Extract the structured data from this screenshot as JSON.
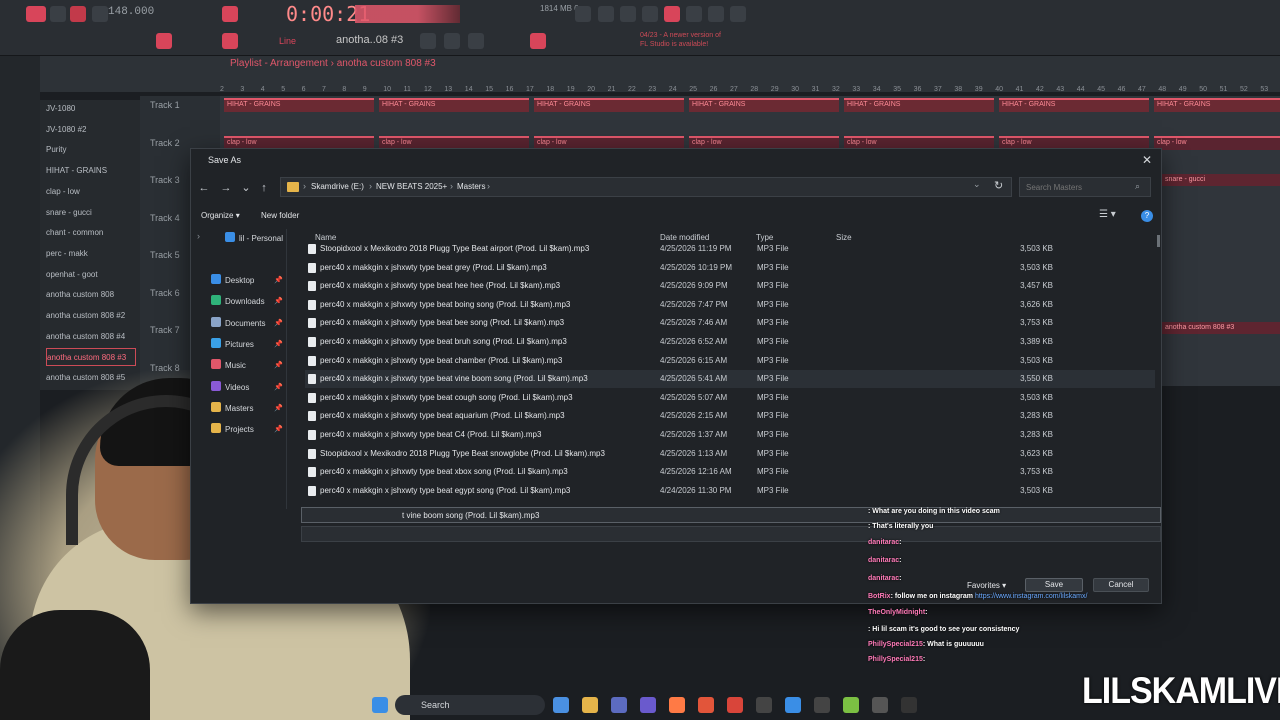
{
  "fl": {
    "bpm": "148.000",
    "song_time": "0:00:21",
    "cpu_ram": "1814 MB\n  0",
    "pattern_name": "anotha..08 #3",
    "line_mode": "Line",
    "update_note": "04/23 - A newer version of FL Studio is available!",
    "playlist_title": "Playlist - Arrangement",
    "playlist_pattern": "anotha custom 808 #3",
    "ruler": [
      "2",
      "3",
      "4",
      "5",
      "6",
      "7",
      "8",
      "9",
      "10",
      "11",
      "12",
      "13",
      "14",
      "15",
      "16",
      "17",
      "18",
      "19",
      "20",
      "21",
      "22",
      "23",
      "24",
      "25",
      "26",
      "27",
      "28",
      "29",
      "30",
      "31",
      "32",
      "33",
      "34",
      "35",
      "36",
      "37",
      "38",
      "39",
      "40",
      "41",
      "42",
      "43",
      "44",
      "45",
      "46",
      "47",
      "48",
      "49",
      "50",
      "51",
      "52",
      "53"
    ]
  },
  "channels": [
    {
      "label": "JV-1080",
      "selected": false
    },
    {
      "label": "JV-1080 #2",
      "selected": false
    },
    {
      "label": "Purity",
      "selected": false
    },
    {
      "label": "HIHAT - GRAINS",
      "selected": false
    },
    {
      "label": "clap - low",
      "selected": false
    },
    {
      "label": "snare - gucci",
      "selected": false
    },
    {
      "label": "chant - common",
      "selected": false
    },
    {
      "label": "perc - makk",
      "selected": false
    },
    {
      "label": "openhat - goot",
      "selected": false
    },
    {
      "label": "anotha custom 808",
      "selected": false
    },
    {
      "label": "anotha custom 808 #2",
      "selected": false
    },
    {
      "label": "anotha custom 808 #4",
      "selected": false
    },
    {
      "label": "anotha custom 808 #3",
      "selected": true
    },
    {
      "label": "anotha custom 808 #5",
      "selected": false
    }
  ],
  "tracks": [
    "Track 1",
    "Track 2",
    "Track 3",
    "Track 4",
    "Track 5",
    "Track 6",
    "Track 7",
    "Track 8"
  ],
  "clips": {
    "hihat": "HIHAT - GRAINS",
    "clap": "clap - low",
    "snare": "snare - gucci",
    "808": "anotha custom 808 #3"
  },
  "dialog": {
    "title": "Save As",
    "breadcrumb": [
      "Skamdrive (E:)",
      "NEW BEATS 2025+",
      "Masters"
    ],
    "search_placeholder": "Search Masters",
    "organize": "Organize",
    "new_folder": "New folder",
    "nav": [
      {
        "label": "lil - Personal",
        "color": "#3a8ee6"
      },
      {
        "label": "Desktop",
        "color": "#3a8ee6"
      },
      {
        "label": "Downloads",
        "color": "#2fb37a"
      },
      {
        "label": "Documents",
        "color": "#8aa4c8"
      },
      {
        "label": "Pictures",
        "color": "#3aa0e6"
      },
      {
        "label": "Music",
        "color": "#e0576a"
      },
      {
        "label": "Videos",
        "color": "#8a5ad6"
      },
      {
        "label": "Masters",
        "color": "#e5b44a"
      },
      {
        "label": "Projects",
        "color": "#e5b44a"
      }
    ],
    "columns": {
      "name": "Name",
      "date": "Date modified",
      "type": "Type",
      "size": "Size"
    },
    "files": [
      {
        "name": "Stoopidxool x Mexikodro 2018 Plugg Type Beat airport (Prod. Lil $kam).mp3",
        "date": "4/25/2026 11:19 PM",
        "type": "MP3 File",
        "size": "3,503 KB"
      },
      {
        "name": "perc40 x makkgin x jshxwty type beat grey (Prod. Lil $kam).mp3",
        "date": "4/25/2026 10:19 PM",
        "type": "MP3 File",
        "size": "3,503 KB"
      },
      {
        "name": "perc40 x makkgin x jshxwty type beat hee hee (Prod. Lil $kam).mp3",
        "date": "4/25/2026 9:09 PM",
        "type": "MP3 File",
        "size": "3,457 KB"
      },
      {
        "name": "perc40 x makkgin x jshxwty type beat boing song (Prod. Lil $kam).mp3",
        "date": "4/25/2026 7:47 PM",
        "type": "MP3 File",
        "size": "3,626 KB"
      },
      {
        "name": "perc40 x makkgin x jshxwty type beat bee song (Prod. Lil $kam).mp3",
        "date": "4/25/2026 7:46 AM",
        "type": "MP3 File",
        "size": "3,753 KB"
      },
      {
        "name": "perc40 x makkgin x jshxwty type beat bruh song (Prod. Lil $kam).mp3",
        "date": "4/25/2026 6:52 AM",
        "type": "MP3 File",
        "size": "3,389 KB"
      },
      {
        "name": "perc40 x makkgin x jshxwty type beat chamber (Prod. Lil $kam).mp3",
        "date": "4/25/2026 6:15 AM",
        "type": "MP3 File",
        "size": "3,503 KB"
      },
      {
        "name": "perc40 x makkgin x jshxwty type beat vine boom song (Prod. Lil $kam).mp3",
        "date": "4/25/2026 5:41 AM",
        "type": "MP3 File",
        "size": "3,550 KB"
      },
      {
        "name": "perc40 x makkgin x jshxwty type beat cough song (Prod. Lil $kam).mp3",
        "date": "4/25/2026 5:07 AM",
        "type": "MP3 File",
        "size": "3,503 KB"
      },
      {
        "name": "perc40 x makkgin x jshxwty type beat aquarium (Prod. Lil $kam).mp3",
        "date": "4/25/2026 2:15 AM",
        "type": "MP3 File",
        "size": "3,283 KB"
      },
      {
        "name": "perc40 x makkgin x jshxwty type beat C4 (Prod. Lil $kam).mp3",
        "date": "4/25/2026 1:37 AM",
        "type": "MP3 File",
        "size": "3,283 KB"
      },
      {
        "name": "Stoopidxool x Mexikodro 2018 Plugg Type Beat snowglobe (Prod. Lil $kam).mp3",
        "date": "4/25/2026 1:13 AM",
        "type": "MP3 File",
        "size": "3,623 KB"
      },
      {
        "name": "perc40 x makkgin x jshxwty type beat xbox song (Prod. Lil $kam).mp3",
        "date": "4/25/2026 12:16 AM",
        "type": "MP3 File",
        "size": "3,753 KB"
      },
      {
        "name": "perc40 x makkgin x jshxwty type beat egypt song (Prod. Lil $kam).mp3",
        "date": "4/24/2026 11:30 PM",
        "type": "MP3 File",
        "size": "3,503 KB"
      }
    ],
    "filename_value": "t vine boom song (Prod. Lil $kam).mp3",
    "favorites": "Favorites",
    "save": "Save",
    "cancel": "Cancel"
  },
  "chat": [
    {
      "user": "",
      "msg": ": What are you doing in this video scam"
    },
    {
      "user": "",
      "msg": ": That's literally you"
    },
    {
      "user": "danitarac",
      "msg": ":"
    },
    {
      "user": "danitarac",
      "msg": ":"
    },
    {
      "user": "danitarac",
      "msg": ":"
    },
    {
      "user": "BotRix",
      "msg": ": follow me on instagram",
      "link": "https://www.instagram.com/lilskamx/"
    },
    {
      "user": "TheOnlyMidnight",
      "msg": ":"
    },
    {
      "user": "",
      "msg": ": Hi lil scam it's good to see your consistency"
    },
    {
      "user": "PhillySpecial215",
      "msg": ": What is guuuuuu"
    },
    {
      "user": "PhillySpecial215",
      "msg": ":"
    }
  ],
  "taskbar": {
    "search_label": "Search"
  },
  "watermark": "LILSKAMLIVE",
  "colors": {
    "accent": "#e0576a",
    "dialog_bg": "#202327",
    "fl_bg": "#2a2e33"
  }
}
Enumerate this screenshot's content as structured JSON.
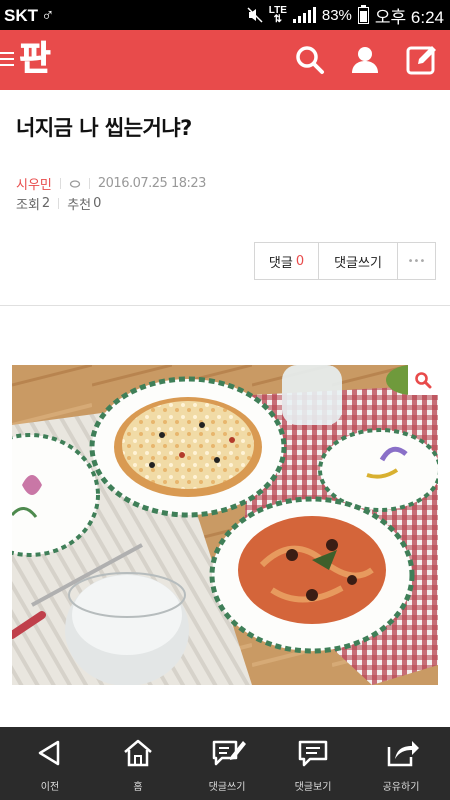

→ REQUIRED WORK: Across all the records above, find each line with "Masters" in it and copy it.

→ YOUR RESPONSE:
      "Masters"
    "search_placeholder": "Search Masters",
        "label": "Masters",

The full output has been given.